The FAF lights up in the areas where there is loss of RPE and overlying photoreceptors on OCT. The areas of hyperautofluorescence relate to areas where there is still functioning, but defective, RPE. The overall area of abnormal FAF has been found most specifically to relate to IS/OS junction loss that may extends beyond the damaged retina visible on direct observation.3


Figs. 2a and 2b. Can you use these FAF images to explain the patient’s symptoms?

IVFA may not be necessary for diagnosis, but if performed, shows a key feature: the “silent choroid.” The absence of choroidal flush is not actually a problem with the choroid. The hypofluorescence seen is due to signal blocking from high-grade lipofuscin accumulation within the RPE lying above. Foveal patches of hyperfluorescence are window defects with increased signal transmission through defective RPE. The flecks themselves present as early blockage and late, non-progressive staining.4 Frequently, a bulls-eye pattern will be present as well.

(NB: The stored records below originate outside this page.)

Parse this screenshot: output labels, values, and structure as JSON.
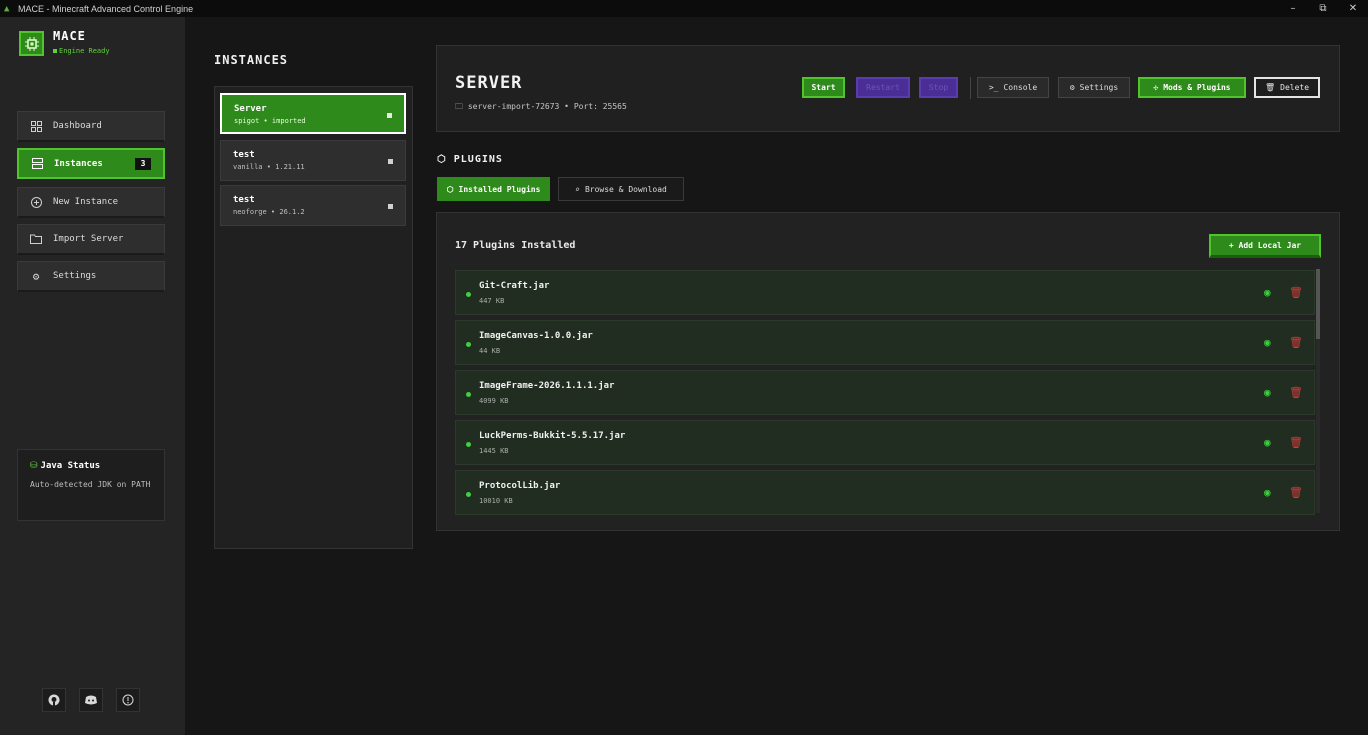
{
  "window": {
    "title": "MACE - Minecraft Advanced Control Engine",
    "controls": {
      "minimize": "–",
      "restore": "⧉",
      "close": "✕"
    }
  },
  "brand": {
    "name": "MACE",
    "status": "Engine Ready"
  },
  "sidebar": {
    "items": [
      {
        "label": "Dashboard",
        "icon": "grid-icon"
      },
      {
        "label": "Instances",
        "icon": "server-icon",
        "badge": "3",
        "active": true
      },
      {
        "label": "New Instance",
        "icon": "plus-circle-icon"
      },
      {
        "label": "Import Server",
        "icon": "folder-icon"
      },
      {
        "label": "Settings",
        "icon": "gear-icon"
      }
    ],
    "java": {
      "title": "Java Status",
      "description": "Auto-detected JDK on PATH"
    },
    "social": [
      "github-icon",
      "discord-icon",
      "info-icon"
    ]
  },
  "instances": {
    "heading": "INSTANCES",
    "items": [
      {
        "name": "Server",
        "meta": "spigot • imported",
        "active": true
      },
      {
        "name": "test",
        "meta": "vanilla • 1.21.11"
      },
      {
        "name": "test",
        "meta": "neoforge • 26.1.2"
      }
    ]
  },
  "server": {
    "name": "SERVER",
    "folder": "server-import-72673",
    "port": "Port: 25565",
    "buttons": {
      "start": "Start",
      "restart": "Restart",
      "stop": "Stop",
      "console": "Console",
      "settings": "Settings",
      "mods": "Mods & Plugins",
      "delete": "Delete"
    }
  },
  "plugins": {
    "heading": "PLUGINS",
    "tabs": {
      "installed": "Installed Plugins",
      "browse": "Browse & Download"
    },
    "count_label": "17 Plugins Installed",
    "add_button": "+ Add Local Jar",
    "items": [
      {
        "name": "Git-Craft.jar",
        "size": "447 KB"
      },
      {
        "name": "ImageCanvas-1.0.0.jar",
        "size": "44 KB"
      },
      {
        "name": "ImageFrame-2026.1.1.1.jar",
        "size": "4099 KB"
      },
      {
        "name": "LuckPerms-Bukkit-5.5.17.jar",
        "size": "1445 KB"
      },
      {
        "name": "ProtocolLib.jar",
        "size": "10010 KB"
      }
    ]
  },
  "colors": {
    "accent": "#2f8a1c",
    "accent_border": "#4fc42b",
    "purple": "#4b2d96",
    "danger": "#d83a3a",
    "background": "#161616"
  }
}
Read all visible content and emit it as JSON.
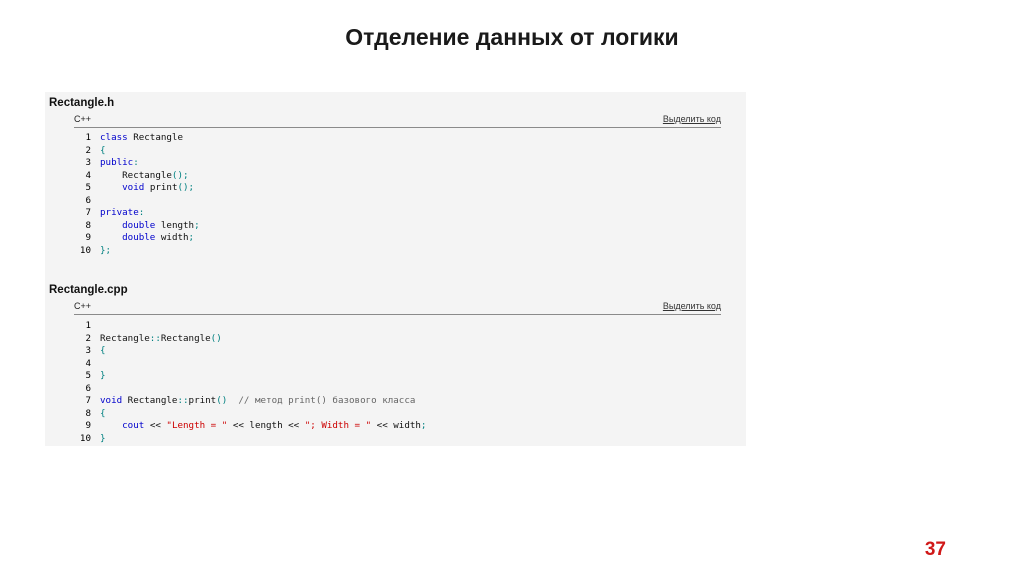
{
  "slide": {
    "title": "Отделение данных от логики",
    "page_number": "37"
  },
  "colors": {
    "keyword": "#0000cc",
    "operator": "#008080",
    "string": "#cc0000",
    "comment": "#666666",
    "page_number": "#d01818"
  },
  "blocks": [
    {
      "title": "Rectangle.h",
      "lang": "C++",
      "select_label": "Выделить код",
      "lines": [
        {
          "n": "1",
          "parts": [
            {
              "t": "kw",
              "s": "class"
            },
            {
              "t": "pl",
              "s": " Rectangle"
            }
          ]
        },
        {
          "n": "2",
          "parts": [
            {
              "t": "op",
              "s": "{"
            }
          ]
        },
        {
          "n": "3",
          "parts": [
            {
              "t": "kw",
              "s": "public"
            },
            {
              "t": "op",
              "s": ":"
            }
          ]
        },
        {
          "n": "4",
          "parts": [
            {
              "t": "pl",
              "s": "    Rectangle"
            },
            {
              "t": "op",
              "s": "();"
            }
          ]
        },
        {
          "n": "5",
          "parts": [
            {
              "t": "pl",
              "s": "    "
            },
            {
              "t": "kw",
              "s": "void"
            },
            {
              "t": "pl",
              "s": " print"
            },
            {
              "t": "op",
              "s": "();"
            }
          ]
        },
        {
          "n": "6",
          "parts": []
        },
        {
          "n": "7",
          "parts": [
            {
              "t": "kw",
              "s": "private"
            },
            {
              "t": "op",
              "s": ":"
            }
          ]
        },
        {
          "n": "8",
          "parts": [
            {
              "t": "pl",
              "s": "    "
            },
            {
              "t": "kw",
              "s": "double"
            },
            {
              "t": "pl",
              "s": " length"
            },
            {
              "t": "op",
              "s": ";"
            }
          ]
        },
        {
          "n": "9",
          "parts": [
            {
              "t": "pl",
              "s": "    "
            },
            {
              "t": "kw",
              "s": "double"
            },
            {
              "t": "pl",
              "s": " width"
            },
            {
              "t": "op",
              "s": ";"
            }
          ]
        },
        {
          "n": "10",
          "parts": [
            {
              "t": "op",
              "s": "};"
            }
          ]
        }
      ]
    },
    {
      "title": "Rectangle.cpp",
      "lang": "C++",
      "select_label": "Выделить код",
      "lines": [
        {
          "n": "1",
          "parts": []
        },
        {
          "n": "2",
          "parts": [
            {
              "t": "pl",
              "s": "Rectangle"
            },
            {
              "t": "op",
              "s": "::"
            },
            {
              "t": "pl",
              "s": "Rectangle"
            },
            {
              "t": "op",
              "s": "()"
            }
          ]
        },
        {
          "n": "3",
          "parts": [
            {
              "t": "op",
              "s": "{"
            }
          ]
        },
        {
          "n": "4",
          "parts": []
        },
        {
          "n": "5",
          "parts": [
            {
              "t": "op",
              "s": "}"
            }
          ]
        },
        {
          "n": "6",
          "parts": []
        },
        {
          "n": "7",
          "parts": [
            {
              "t": "kw",
              "s": "void"
            },
            {
              "t": "pl",
              "s": " Rectangle"
            },
            {
              "t": "op",
              "s": "::"
            },
            {
              "t": "pl",
              "s": "print"
            },
            {
              "t": "op",
              "s": "()"
            },
            {
              "t": "pl",
              "s": "  "
            },
            {
              "t": "cm",
              "s": "// метод print() базового класса"
            }
          ]
        },
        {
          "n": "8",
          "parts": [
            {
              "t": "op",
              "s": "{"
            }
          ]
        },
        {
          "n": "9",
          "parts": [
            {
              "t": "pl",
              "s": "    "
            },
            {
              "t": "kw",
              "s": "cout"
            },
            {
              "t": "pl",
              "s": " << "
            },
            {
              "t": "str",
              "s": "\"Length = \""
            },
            {
              "t": "pl",
              "s": " << length << "
            },
            {
              "t": "str",
              "s": "\"; Width = \""
            },
            {
              "t": "pl",
              "s": " << width"
            },
            {
              "t": "op",
              "s": ";"
            }
          ]
        },
        {
          "n": "10",
          "parts": [
            {
              "t": "op",
              "s": "}"
            }
          ]
        }
      ]
    }
  ]
}
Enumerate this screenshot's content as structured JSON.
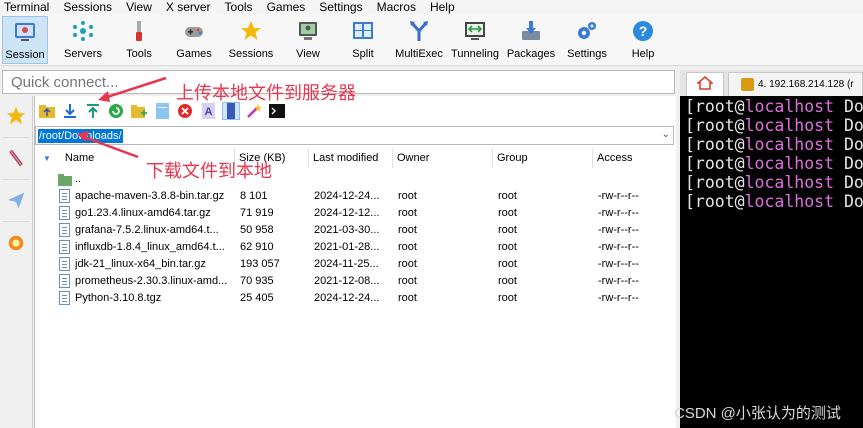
{
  "menubar": [
    "Terminal",
    "Sessions",
    "View",
    "X server",
    "Tools",
    "Games",
    "Settings",
    "Macros",
    "Help"
  ],
  "toolbar": {
    "session": "Session",
    "servers": "Servers",
    "tools": "Tools",
    "games": "Games",
    "sessions": "Sessions",
    "view": "View",
    "split": "Split",
    "multiexec": "MultiExec",
    "tunneling": "Tunneling",
    "packages": "Packages",
    "settings": "Settings",
    "help": "Help"
  },
  "quick_connect": {
    "placeholder": "Quick connect..."
  },
  "tab": {
    "label": "4. 192.168.214.128 (r"
  },
  "sftp": {
    "path": "/root/Downloads/",
    "columns": [
      "Name",
      "Size (KB)",
      "Last modified",
      "Owner",
      "Group",
      "Access"
    ],
    "parent": "..",
    "files": [
      {
        "name": "apache-maven-3.8.8-bin.tar.gz",
        "size": "8 101",
        "modified": "2024-12-24...",
        "owner": "root",
        "group": "root",
        "access": "-rw-r--r--"
      },
      {
        "name": "go1.23.4.linux-amd64.tar.gz",
        "size": "71 919",
        "modified": "2024-12-12...",
        "owner": "root",
        "group": "root",
        "access": "-rw-r--r--"
      },
      {
        "name": "grafana-7.5.2.linux-amd64.t...",
        "size": "50 958",
        "modified": "2021-03-30...",
        "owner": "root",
        "group": "root",
        "access": "-rw-r--r--"
      },
      {
        "name": "influxdb-1.8.4_linux_amd64.t...",
        "size": "62 910",
        "modified": "2021-01-28...",
        "owner": "root",
        "group": "root",
        "access": "-rw-r--r--"
      },
      {
        "name": "jdk-21_linux-x64_bin.tar.gz",
        "size": "193 057",
        "modified": "2024-11-25...",
        "owner": "root",
        "group": "root",
        "access": "-rw-r--r--"
      },
      {
        "name": "prometheus-2.30.3.linux-amd...",
        "size": "70 935",
        "modified": "2021-12-08...",
        "owner": "root",
        "group": "root",
        "access": "-rw-r--r--"
      },
      {
        "name": "Python-3.10.8.tgz",
        "size": "25 405",
        "modified": "2024-12-24...",
        "owner": "root",
        "group": "root",
        "access": "-rw-r--r--"
      }
    ]
  },
  "terminal": {
    "lines": [
      {
        "a": "[root@",
        "host": "localhost",
        "b": " Do"
      },
      {
        "a": "[root@",
        "host": "localhost",
        "b": " Do"
      },
      {
        "a": "[root@",
        "host": "localhost",
        "b": " Do"
      },
      {
        "a": "[root@",
        "host": "localhost",
        "b": " Do"
      },
      {
        "a": "[root@",
        "host": "localhost",
        "b": " Do"
      },
      {
        "a": "[root@",
        "host": "localhost",
        "b": " Do"
      }
    ]
  },
  "annotations": {
    "upload": "上传本地文件到服务器",
    "download": "下载文件到本地"
  },
  "watermark": "CSDN @小张认为的测试",
  "colors": {
    "annotation": "#e8354e",
    "selection": "#0078d7",
    "terminal_host": "#e070e0"
  }
}
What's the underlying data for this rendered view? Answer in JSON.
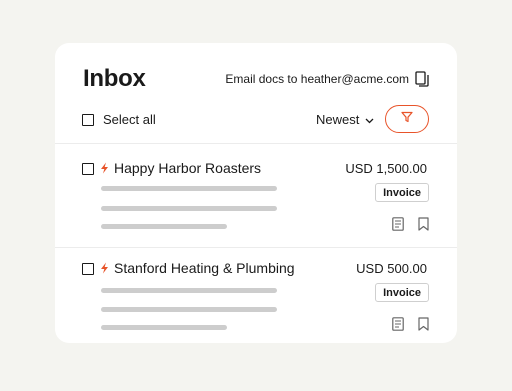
{
  "header": {
    "title": "Inbox",
    "email_text": "Email docs to heather@acme.com",
    "email_icon": "document-copy-icon"
  },
  "toolbar": {
    "select_all_label": "Select all",
    "sort_label": "Newest",
    "sort_icon": "chevron-down-icon",
    "filter_icon": "filter-icon"
  },
  "colors": {
    "accent": "#e8542a",
    "background": "#f4f4f0",
    "card": "#ffffff",
    "skeleton": "#cdcdcd"
  },
  "items": [
    {
      "name": "Happy Harbor Roasters",
      "amount": "USD 1,500.00",
      "badge": "Invoice",
      "priority_icon": "lightning-bolt-icon",
      "actions": [
        "document-icon",
        "bookmark-icon"
      ]
    },
    {
      "name": "Stanford Heating & Plumbing",
      "amount": "USD 500.00",
      "badge": "Invoice",
      "priority_icon": "lightning-bolt-icon",
      "actions": [
        "document-icon",
        "bookmark-icon"
      ]
    }
  ]
}
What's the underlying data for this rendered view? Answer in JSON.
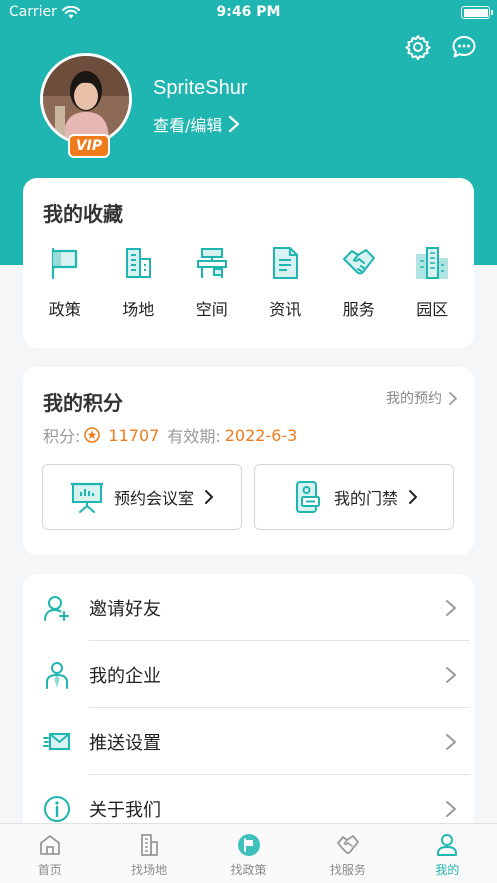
{
  "status_bar": {
    "carrier": "Carrier",
    "time": "9:46 PM"
  },
  "colors": {
    "primary": "#1fb5b0",
    "accent": "#f07b1a"
  },
  "profile": {
    "username": "SpriteShur",
    "edit_label": "查看/编辑",
    "badge": "VIP"
  },
  "favorites": {
    "title": "我的收藏",
    "items": [
      {
        "label": "政策",
        "icon": "flag-icon"
      },
      {
        "label": "场地",
        "icon": "building-icon"
      },
      {
        "label": "空间",
        "icon": "desk-icon"
      },
      {
        "label": "资讯",
        "icon": "document-icon"
      },
      {
        "label": "服务",
        "icon": "handshake-icon"
      },
      {
        "label": "园区",
        "icon": "city-icon"
      }
    ]
  },
  "points": {
    "title": "我的积分",
    "booking_link": "我的预约",
    "points_label": "积分:",
    "points_value": "11707",
    "validity_label": "有效期:",
    "validity_date": "2022-6-3",
    "meeting_button": "预约会议室",
    "access_button": "我的门禁"
  },
  "menu": [
    {
      "label": "邀请好友",
      "icon": "add-user-icon"
    },
    {
      "label": "我的企业",
      "icon": "business-person-icon"
    },
    {
      "label": "推送设置",
      "icon": "send-mail-icon"
    },
    {
      "label": "关于我们",
      "icon": "info-icon"
    }
  ],
  "tabbar": [
    {
      "label": "首页",
      "icon": "home-icon",
      "active": false
    },
    {
      "label": "找场地",
      "icon": "building-icon",
      "active": false
    },
    {
      "label": "找政策",
      "icon": "flag-icon",
      "active": false
    },
    {
      "label": "找服务",
      "icon": "handshake-icon",
      "active": false
    },
    {
      "label": "我的",
      "icon": "person-icon",
      "active": true
    }
  ]
}
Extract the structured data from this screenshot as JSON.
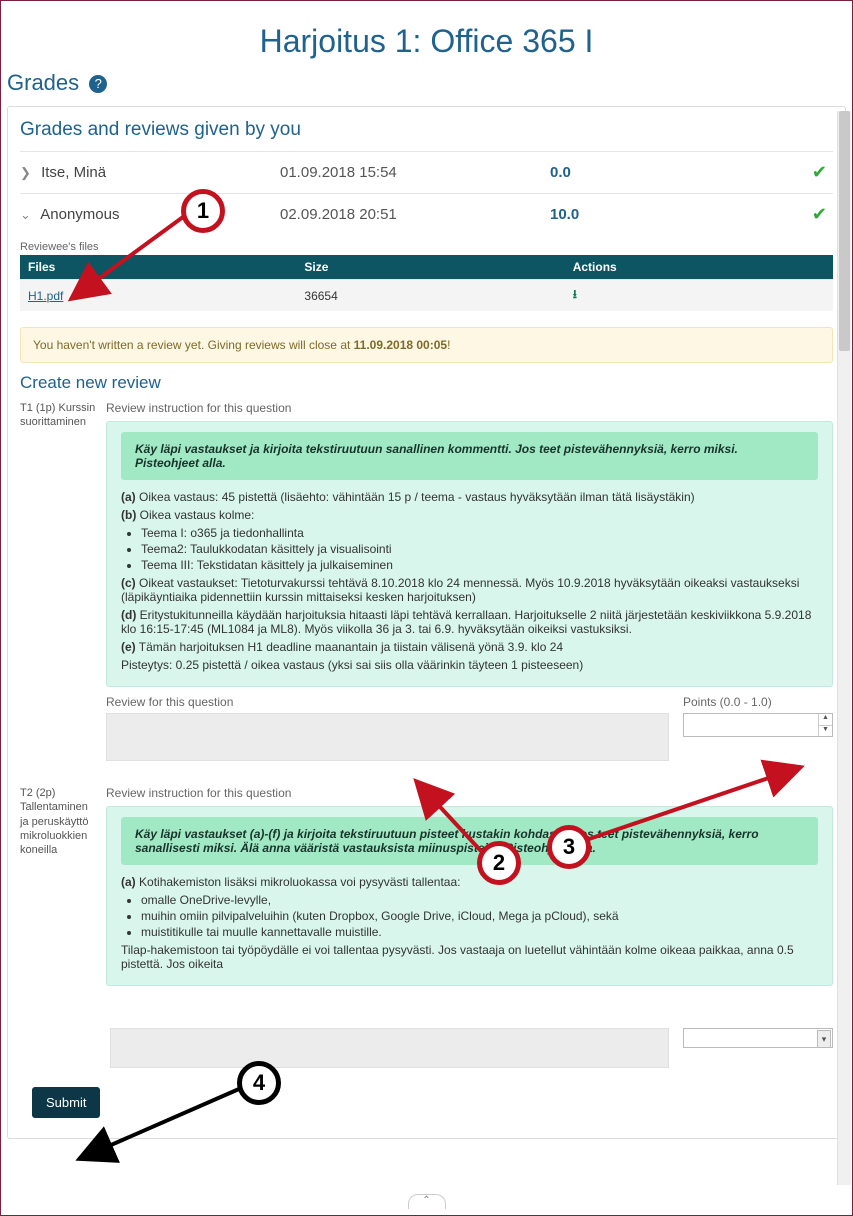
{
  "title": "Harjoitus  1: Office 365 I",
  "gradesHeading": "Grades",
  "givenHeading": "Grades and reviews given by you",
  "rows": [
    {
      "chev": "❯",
      "name": "Itse, Minä",
      "date": "01.09.2018 15:54",
      "score": "0.0"
    },
    {
      "chev": "⌄",
      "name": "Anonymous",
      "date": "02.09.2018 20:51",
      "score": "10.0"
    }
  ],
  "filesLabel": "Reviewee's files",
  "filesHeaders": {
    "files": "Files",
    "size": "Size",
    "actions": "Actions"
  },
  "file": {
    "name": "H1.pdf",
    "size": "36654"
  },
  "alert": {
    "pre": "You haven't written a review yet. Giving reviews will close at ",
    "bold": "11.09.2018 00:05",
    "post": "!"
  },
  "createHeading": "Create new review",
  "q1": {
    "side": "T1 (1p) Kurssin suorittaminen",
    "instrLabel": "Review instruction for this question",
    "green": "Käy läpi vastaukset ja kirjoita tekstiruutuun sanallinen kommentti. Jos teet pistevähennyksiä, kerro miksi. Pisteohjeet alla.",
    "a_b": "(a)",
    "a": "Oikea vastaus: 45 pistettä (lisäehto: vähintään 15 p / teema - vastaus hyväksytään ilman tätä lisäystäkin)",
    "b_b": "(b)",
    "b": "Oikea vastaus kolme:",
    "bl1": "Teema I: o365 ja tiedonhallinta",
    "bl2": "Teema2: Taulukkodatan käsittely ja visualisointi",
    "bl3": "Teema III: Tekstidatan käsittely ja julkaiseminen",
    "c_b": "(c)",
    "c": "Oikeat vastaukset: Tietoturvakurssi tehtävä 8.10.2018 klo 24 mennessä. Myös 10.9.2018 hyväksytään oikeaksi vastaukseksi (läpikäyntiaika pidennettiin kurssin mittaiseksi kesken harjoituksen)",
    "d_b": "(d)",
    "d": "Eritystukitunneilla käydään harjoituksia hitaasti läpi tehtävä kerrallaan. Harjoitukselle 2 niitä järjestetään keskiviikkona 5.9.2018 klo 16:15-17:45 (ML1084 ja ML8). Myös viikolla 36 ja 3. tai 6.9. hyväksytään oikeiksi vastuksiksi.",
    "e_b": "(e)",
    "e": "Tämän harjoituksen H1 deadline maanantain ja tiistain välisenä yönä 3.9. klo 24",
    "scoring": "Pisteytys: 0.25 pistettä / oikea vastaus (yksi sai siis olla väärinkin täyteen 1 pisteeseen)",
    "revLabel": "Review for this question",
    "ptsLabel": "Points (0.0 - 1.0)"
  },
  "q2": {
    "side": "T2 (2p) Tallentaminen ja peruskäyttö mikroluokkien koneilla",
    "instrLabel": "Review instruction for this question",
    "green": "Käy läpi vastaukset (a)-(f) ja kirjoita tekstiruutuun pisteet kustakin kohdasta. Jos teet pistevähennyksiä, kerro sanallisesti miksi. Älä anna vääristä vastauksista miinuspisteitä. Pisteohjeet alla.",
    "a_b": "(a)",
    "a": "Kotihakemiston lisäksi mikroluokassa voi pysyvästi tallentaa:",
    "al1": "omalle OneDrive-levylle,",
    "al2": "muihin omiin pilvipalveluihin (kuten Dropbox, Google Drive, iCloud, Mega ja pCloud), sekä",
    "al3": "muistitikulle tai muulle kannettavalle muistille.",
    "foot": "Tilap-hakemistoon tai työpöydälle ei voi tallentaa pysyvästi. Jos vastaaja on luetellut vähintään kolme oikeaa paikkaa, anna 0.5 pistettä. Jos oikeita"
  },
  "submit": "Submit",
  "annotations": {
    "n1": "1",
    "n2": "2",
    "n3": "3",
    "n4": "4"
  }
}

Unfortunately, there is no current treatment for Stargardt’s disease. There are, however, ongoing studies in early phases for deuterium enrichment of vitamin A to slow lipofuscin formation and storage, subretinal transplantation of stem cell-derived RPE cells and gene therapy. 

Fig. 3. This is the venous phase of the fluorescein angiogram. What does it reveal about our patient’s condition?

Handling progressive vision loss in a child is a difficult topic to discuss, so both our patient and his parents were carefully counseled about his condition. We discussed future prognosis and assistance programs for school. He is not currently enrolled in any studies, but may be a candidate in the future at our facility.

This case was written by Alison Bozung, OD, optometric resident at Bascom Palmer Eye Institute.

1.  Agarwal A. Gass’ Atlas of Macular Disease. 5th ed. Waltham, MA: Elsevier Saunders; 2012. 278-85.
2. Burke T, Yzer S, Zernant J, et al. Abnormality in the external limiting membrane in early Stargardt disease. Invest Ophthalmol Vis Sci. 2014 Oct;55(10):6139-49.
3. Gomes N, Greenstein V, Carlson J, et al. Comparison of fundus autofluorescence and retinal structure in patients with Stargardt disease. Invest Ophthalmol Vis Sci. 2009 August;50(8):3953–9. 
4. Agbaga M, Tam B, Wong J, et al. Mutant ELOVL4 that causes autosomal dominant stargardt-3 macular dystrophy is misrouted to rod outer segment disks. Invest Ophthalmol Vis Sci. 2014 Jun; 55(6): 3669–80. 

Retina Quiz Answers:
1) d; 2) a; 3) b; 4) b & d.